There is a difference between possibilities and probabilities. Too often we begin to brainstorm to problem solve from the probabilities of what we think could happen and we do not consider the possibilities.
Possibilities are freeing. You find liberation there. You find options you never thought about.
From that place, you begin to narrow down into the probabilities of your desired outcome given the values that you have in place.
Over the next few weeks, we are going to return to this diagram repeatedly and explore if we are how we can expand and inform our sense of possibilities so that our probabilities are more in alignment with who we want to be and what we want to see in the world.
Too often, we are not intentional about this process and make limited conclusions that are not filtered through rich possibilities.
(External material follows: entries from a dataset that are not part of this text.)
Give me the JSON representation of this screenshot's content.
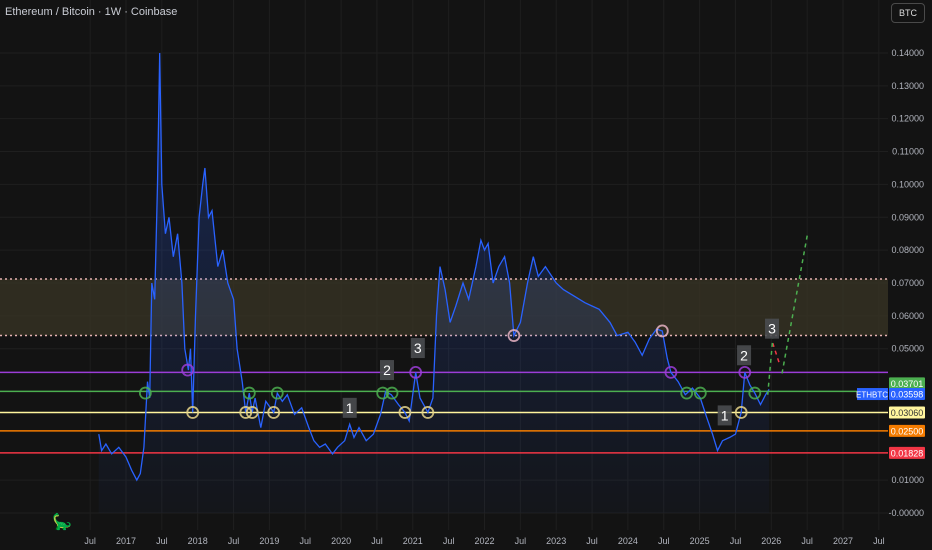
{
  "header": {
    "title": "Ethereum / Bitcoin · 1W · Coinbase",
    "currency_button": "BTC"
  },
  "logo_icon": "tradingview-dino-icon",
  "chart_data": {
    "type": "line",
    "title": "Ethereum / Bitcoin · 1W · Coinbase",
    "symbol": "ETHBTC",
    "ylim": [
      0,
      0.145
    ],
    "xlim": [
      2016.5,
      2027.6
    ],
    "y_ticks": [
      "0.14000",
      "0.13000",
      "0.12000",
      "0.11000",
      "0.10000",
      "0.09000",
      "0.08000",
      "0.07000",
      "0.06000",
      "0.05000",
      "0.01000",
      "-0.00000"
    ],
    "y_tick_values": [
      0.14,
      0.13,
      0.12,
      0.11,
      0.1,
      0.09,
      0.08,
      0.07,
      0.06,
      0.05,
      0.01,
      0
    ],
    "x_ticks": [
      {
        "label": "Jul",
        "x": 2016.5
      },
      {
        "label": "2017",
        "x": 2017
      },
      {
        "label": "Jul",
        "x": 2017.5
      },
      {
        "label": "2018",
        "x": 2018
      },
      {
        "label": "Jul",
        "x": 2018.5
      },
      {
        "label": "2019",
        "x": 2019
      },
      {
        "label": "Jul",
        "x": 2019.5
      },
      {
        "label": "2020",
        "x": 2020
      },
      {
        "label": "Jul",
        "x": 2020.5
      },
      {
        "label": "2021",
        "x": 2021
      },
      {
        "label": "Jul",
        "x": 2021.5
      },
      {
        "label": "2022",
        "x": 2022
      },
      {
        "label": "Jul",
        "x": 2022.5
      },
      {
        "label": "2023",
        "x": 2023
      },
      {
        "label": "Jul",
        "x": 2023.5
      },
      {
        "label": "2024",
        "x": 2024
      },
      {
        "label": "Jul",
        "x": 2024.5
      },
      {
        "label": "2025",
        "x": 2025
      },
      {
        "label": "Jul",
        "x": 2025.5
      },
      {
        "label": "2026",
        "x": 2026
      },
      {
        "label": "Jul",
        "x": 2026.5
      },
      {
        "label": "2027",
        "x": 2027
      },
      {
        "label": "Jul",
        "x": 2027.5
      }
    ],
    "series": [
      {
        "name": "ETHBTC",
        "color": "#2962ff",
        "points": [
          [
            2016.62,
            0.024
          ],
          [
            2016.66,
            0.019
          ],
          [
            2016.72,
            0.021
          ],
          [
            2016.8,
            0.018
          ],
          [
            2016.9,
            0.02
          ],
          [
            2017.0,
            0.017
          ],
          [
            2017.08,
            0.013
          ],
          [
            2017.15,
            0.01
          ],
          [
            2017.2,
            0.012
          ],
          [
            2017.25,
            0.02
          ],
          [
            2017.3,
            0.04
          ],
          [
            2017.33,
            0.035
          ],
          [
            2017.36,
            0.07
          ],
          [
            2017.4,
            0.065
          ],
          [
            2017.44,
            0.1
          ],
          [
            2017.47,
            0.14
          ],
          [
            2017.5,
            0.1
          ],
          [
            2017.55,
            0.085
          ],
          [
            2017.6,
            0.09
          ],
          [
            2017.66,
            0.078
          ],
          [
            2017.72,
            0.085
          ],
          [
            2017.78,
            0.07
          ],
          [
            2017.82,
            0.05
          ],
          [
            2017.87,
            0.0435
          ],
          [
            2017.9,
            0.05
          ],
          [
            2017.93,
            0.0306
          ],
          [
            2017.97,
            0.06
          ],
          [
            2018.02,
            0.09
          ],
          [
            2018.07,
            0.1
          ],
          [
            2018.1,
            0.105
          ],
          [
            2018.15,
            0.09
          ],
          [
            2018.2,
            0.092
          ],
          [
            2018.28,
            0.075
          ],
          [
            2018.35,
            0.08
          ],
          [
            2018.42,
            0.07
          ],
          [
            2018.5,
            0.065
          ],
          [
            2018.55,
            0.05
          ],
          [
            2018.62,
            0.04
          ],
          [
            2018.67,
            0.0306
          ],
          [
            2018.72,
            0.0365
          ],
          [
            2018.76,
            0.0306
          ],
          [
            2018.8,
            0.035
          ],
          [
            2018.88,
            0.026
          ],
          [
            2018.95,
            0.034
          ],
          [
            2019.06,
            0.0306
          ],
          [
            2019.11,
            0.0365
          ],
          [
            2019.18,
            0.034
          ],
          [
            2019.25,
            0.036
          ],
          [
            2019.35,
            0.03
          ],
          [
            2019.45,
            0.032
          ],
          [
            2019.55,
            0.026
          ],
          [
            2019.62,
            0.022
          ],
          [
            2019.7,
            0.02
          ],
          [
            2019.78,
            0.021
          ],
          [
            2019.88,
            0.018
          ],
          [
            2019.95,
            0.02
          ],
          [
            2020.05,
            0.022
          ],
          [
            2020.12,
            0.027
          ],
          [
            2020.18,
            0.023
          ],
          [
            2020.25,
            0.026
          ],
          [
            2020.35,
            0.022
          ],
          [
            2020.45,
            0.024
          ],
          [
            2020.55,
            0.03
          ],
          [
            2020.62,
            0.037
          ],
          [
            2020.7,
            0.036
          ],
          [
            2020.8,
            0.033
          ],
          [
            2020.89,
            0.0306
          ],
          [
            2020.95,
            0.028
          ],
          [
            2021.04,
            0.0428
          ],
          [
            2021.1,
            0.035
          ],
          [
            2021.21,
            0.0306
          ],
          [
            2021.28,
            0.035
          ],
          [
            2021.33,
            0.06
          ],
          [
            2021.38,
            0.075
          ],
          [
            2021.45,
            0.068
          ],
          [
            2021.52,
            0.058
          ],
          [
            2021.6,
            0.063
          ],
          [
            2021.7,
            0.07
          ],
          [
            2021.78,
            0.065
          ],
          [
            2021.88,
            0.075
          ],
          [
            2021.95,
            0.083
          ],
          [
            2022.0,
            0.08
          ],
          [
            2022.05,
            0.082
          ],
          [
            2022.12,
            0.07
          ],
          [
            2022.2,
            0.075
          ],
          [
            2022.28,
            0.078
          ],
          [
            2022.35,
            0.07
          ],
          [
            2022.41,
            0.054
          ],
          [
            2022.5,
            0.058
          ],
          [
            2022.6,
            0.07
          ],
          [
            2022.68,
            0.078
          ],
          [
            2022.75,
            0.072
          ],
          [
            2022.85,
            0.075
          ],
          [
            2023.0,
            0.07
          ],
          [
            2023.1,
            0.068
          ],
          [
            2023.25,
            0.066
          ],
          [
            2023.4,
            0.064
          ],
          [
            2023.5,
            0.063
          ],
          [
            2023.6,
            0.062
          ],
          [
            2023.75,
            0.058
          ],
          [
            2023.85,
            0.054
          ],
          [
            2024.0,
            0.055
          ],
          [
            2024.1,
            0.052
          ],
          [
            2024.2,
            0.048
          ],
          [
            2024.3,
            0.053
          ],
          [
            2024.4,
            0.056
          ],
          [
            2024.48,
            0.0554
          ],
          [
            2024.55,
            0.047
          ],
          [
            2024.6,
            0.0428
          ],
          [
            2024.7,
            0.04
          ],
          [
            2024.8,
            0.036
          ],
          [
            2024.9,
            0.038
          ],
          [
            2025.01,
            0.035
          ],
          [
            2025.1,
            0.029
          ],
          [
            2025.18,
            0.024
          ],
          [
            2025.25,
            0.019
          ],
          [
            2025.32,
            0.022
          ],
          [
            2025.42,
            0.023
          ],
          [
            2025.5,
            0.024
          ],
          [
            2025.58,
            0.0306
          ],
          [
            2025.63,
            0.0428
          ],
          [
            2025.7,
            0.039
          ],
          [
            2025.77,
            0.0365
          ],
          [
            2025.85,
            0.033
          ],
          [
            2025.92,
            0.036
          ],
          [
            2025.97,
            0.0376
          ]
        ]
      }
    ],
    "levels": [
      {
        "name": "purple",
        "price": 0.0428,
        "color": "#9c3dd8"
      },
      {
        "name": "green",
        "price": 0.03701,
        "color": "#4caf50",
        "label": "0.03701"
      },
      {
        "name": "yellow",
        "price": 0.0306,
        "color": "#fff59d",
        "label": "0.03060"
      },
      {
        "name": "orange",
        "price": 0.025,
        "color": "#f57c00",
        "label": "0.02500"
      },
      {
        "name": "red",
        "price": 0.01828,
        "color": "#f23645",
        "label": "0.01828"
      }
    ],
    "zone": {
      "top": 0.0712,
      "bottom": 0.054,
      "fill": "#3a3526",
      "border": "#e7b3b3"
    },
    "last_price": {
      "symbol": "ETHBTC",
      "value": "0.03598",
      "color": "#2962ff"
    },
    "markers": [
      {
        "x": 2017.27,
        "y": 0.0365,
        "color": "#4caf50"
      },
      {
        "x": 2017.86,
        "y": 0.0435,
        "color": "#9c3dd8"
      },
      {
        "x": 2017.93,
        "y": 0.0306,
        "color": "#e6d58a"
      },
      {
        "x": 2018.67,
        "y": 0.0306,
        "color": "#e6d58a"
      },
      {
        "x": 2018.76,
        "y": 0.0306,
        "color": "#e6d58a"
      },
      {
        "x": 2018.72,
        "y": 0.0365,
        "color": "#4caf50"
      },
      {
        "x": 2019.11,
        "y": 0.0365,
        "color": "#4caf50"
      },
      {
        "x": 2019.06,
        "y": 0.0306,
        "color": "#e6d58a"
      },
      {
        "x": 2020.58,
        "y": 0.0365,
        "color": "#4caf50"
      },
      {
        "x": 2020.71,
        "y": 0.0365,
        "color": "#4caf50"
      },
      {
        "x": 2020.89,
        "y": 0.0306,
        "color": "#e6d58a"
      },
      {
        "x": 2021.04,
        "y": 0.0428,
        "color": "#9c3dd8"
      },
      {
        "x": 2021.21,
        "y": 0.0306,
        "color": "#e6d58a"
      },
      {
        "x": 2022.41,
        "y": 0.054,
        "color": "#e7b3c3"
      },
      {
        "x": 2024.48,
        "y": 0.0554,
        "color": "#e7b3c3"
      },
      {
        "x": 2024.6,
        "y": 0.0428,
        "color": "#9c3dd8"
      },
      {
        "x": 2024.82,
        "y": 0.0365,
        "color": "#4caf50"
      },
      {
        "x": 2025.01,
        "y": 0.0365,
        "color": "#4caf50"
      },
      {
        "x": 2025.58,
        "y": 0.0306,
        "color": "#e6d58a"
      },
      {
        "x": 2025.63,
        "y": 0.0428,
        "color": "#9c3dd8"
      },
      {
        "x": 2025.77,
        "y": 0.0365,
        "color": "#4caf50"
      }
    ],
    "annotations": [
      {
        "text": "1",
        "x": 2020.12,
        "y": 0.032
      },
      {
        "text": "2",
        "x": 2020.64,
        "y": 0.0435
      },
      {
        "text": "3",
        "x": 2021.07,
        "y": 0.0502
      },
      {
        "text": "1",
        "x": 2025.35,
        "y": 0.0297
      },
      {
        "text": "2",
        "x": 2025.62,
        "y": 0.048
      },
      {
        "text": "3",
        "x": 2026.01,
        "y": 0.0561
      }
    ],
    "projections": [
      {
        "color": "#f23645",
        "points": [
          [
            2026.02,
            0.0517
          ],
          [
            2026.12,
            0.045
          ]
        ]
      },
      {
        "color": "#4caf50",
        "points": [
          [
            2025.95,
            0.036
          ],
          [
            2026.02,
            0.053
          ]
        ]
      },
      {
        "color": "#4caf50",
        "points": [
          [
            2026.15,
            0.0425
          ],
          [
            2026.51,
            0.0855
          ]
        ]
      }
    ]
  }
}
It is important to take the time to think about possibilities because we live in a society that deeply values systems. Systems are designed to take out creativity and reduce both the possibility and probability of error, increased costs and liabilities. But in systematizing everything, we take out, often unintentionally, the very essence of life.
This is why systems have built-in biases based on their construction and, it turns out, the solutions to our greatest social issues on the planet today, do not reside within these structures of systems.
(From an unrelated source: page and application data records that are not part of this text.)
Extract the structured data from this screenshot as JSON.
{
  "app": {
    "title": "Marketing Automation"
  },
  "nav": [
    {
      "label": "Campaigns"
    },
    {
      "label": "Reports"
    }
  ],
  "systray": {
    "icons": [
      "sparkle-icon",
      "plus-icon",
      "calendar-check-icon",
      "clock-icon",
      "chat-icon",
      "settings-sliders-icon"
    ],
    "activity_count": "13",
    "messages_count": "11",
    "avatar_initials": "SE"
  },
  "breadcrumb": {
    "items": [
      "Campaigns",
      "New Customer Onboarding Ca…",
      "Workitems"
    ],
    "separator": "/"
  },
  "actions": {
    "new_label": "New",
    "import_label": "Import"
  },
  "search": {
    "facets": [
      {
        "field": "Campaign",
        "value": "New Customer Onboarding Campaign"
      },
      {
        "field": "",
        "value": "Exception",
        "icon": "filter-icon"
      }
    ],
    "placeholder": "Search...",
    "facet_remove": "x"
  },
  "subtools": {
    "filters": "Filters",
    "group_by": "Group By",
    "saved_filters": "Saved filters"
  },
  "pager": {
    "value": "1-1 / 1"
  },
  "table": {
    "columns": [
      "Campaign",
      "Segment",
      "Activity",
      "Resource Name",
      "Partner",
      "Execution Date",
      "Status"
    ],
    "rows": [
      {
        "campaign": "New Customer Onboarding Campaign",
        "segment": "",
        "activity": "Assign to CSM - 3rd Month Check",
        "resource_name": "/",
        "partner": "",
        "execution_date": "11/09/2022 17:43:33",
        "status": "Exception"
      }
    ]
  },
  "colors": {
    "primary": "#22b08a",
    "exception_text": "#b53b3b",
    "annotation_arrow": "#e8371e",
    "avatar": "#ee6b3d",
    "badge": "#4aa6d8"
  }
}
That is why I love art.
Art is the opposite of systems.
As I have said before, I am deeply interested in the arts. I love art as creative expression.
I have noticed that beauty helps me tap into creative thinking which is at the core of thinking of possibilities. Surrounding myself with art, viewing art and just looking at art helps me tap into the realm of possibilities.
Exploring visual art, paintings, photography, music or anything that stimulates my senses and absorbs me in beauty, soothes that fear that comes up when change is imminent and also helps me tap into possibilities, so I can generate value based solid probabilities.
One of my favorite artists in the whole entire world is Bruce Onabrakpeya.
He is a famous Nigerian artist, a friend of my father, art teacher who taught many of my friends who went to St. Gregory’s High School in Lagos, and he still lives and breathes.
On my bucket list is to go visit him in his studio in what is called a slum in Mushin, a suburb of Lagos, near where I grew up.
This is an amazing write up about his life and work. Please read and support living artists.
I am incredibly fortunate to own a limited edition of this piece by him and it was so wonderful to read about it in this piece. He writes about nation-building and the independence of Nigeria from Great Britain.
When I show pictures of my art on Social Media, it is not to brag. I always hesitate to share what I own because I want to check my motives for posting it. I post because it is beautiful. I post because I really believe in the value of the life work of living artists. I post because there just is not enough beauty shared in the world and I post to educate and celebrate the artist. I post because art heals the world. I post because I am deeply envious of those that can create such transformative work like this. I post because this art inspires me. I post because this is part of what has informed my life and makes me a better person. I post it because it represents possibilities that I aspire towards that feel intangible but I know are out there.
The reason I support the arts is that art is where imagination yells out loud. Art is what helps us entertain the possibilities of life.
Art speaks to our emotions, our dreams, our hopes, our traumas and weaves an expression of the insistence of animated life.
Over the next few weeks, we are going to artistically explore how to engage in a wide range of possibilities.
Please join me and tell others about it. Thank you.
“Thinking about hope responsibly is a way to encourage and foster a sense of possibility that doesn’t deny the ways in which things aren’t OK.” Ellen Ott Marshall,associate professor of Christian ethics and conflict transformation, in an interview with Leadership Education at Duke Divinity about her interest in the tension between hope and the realities of the world.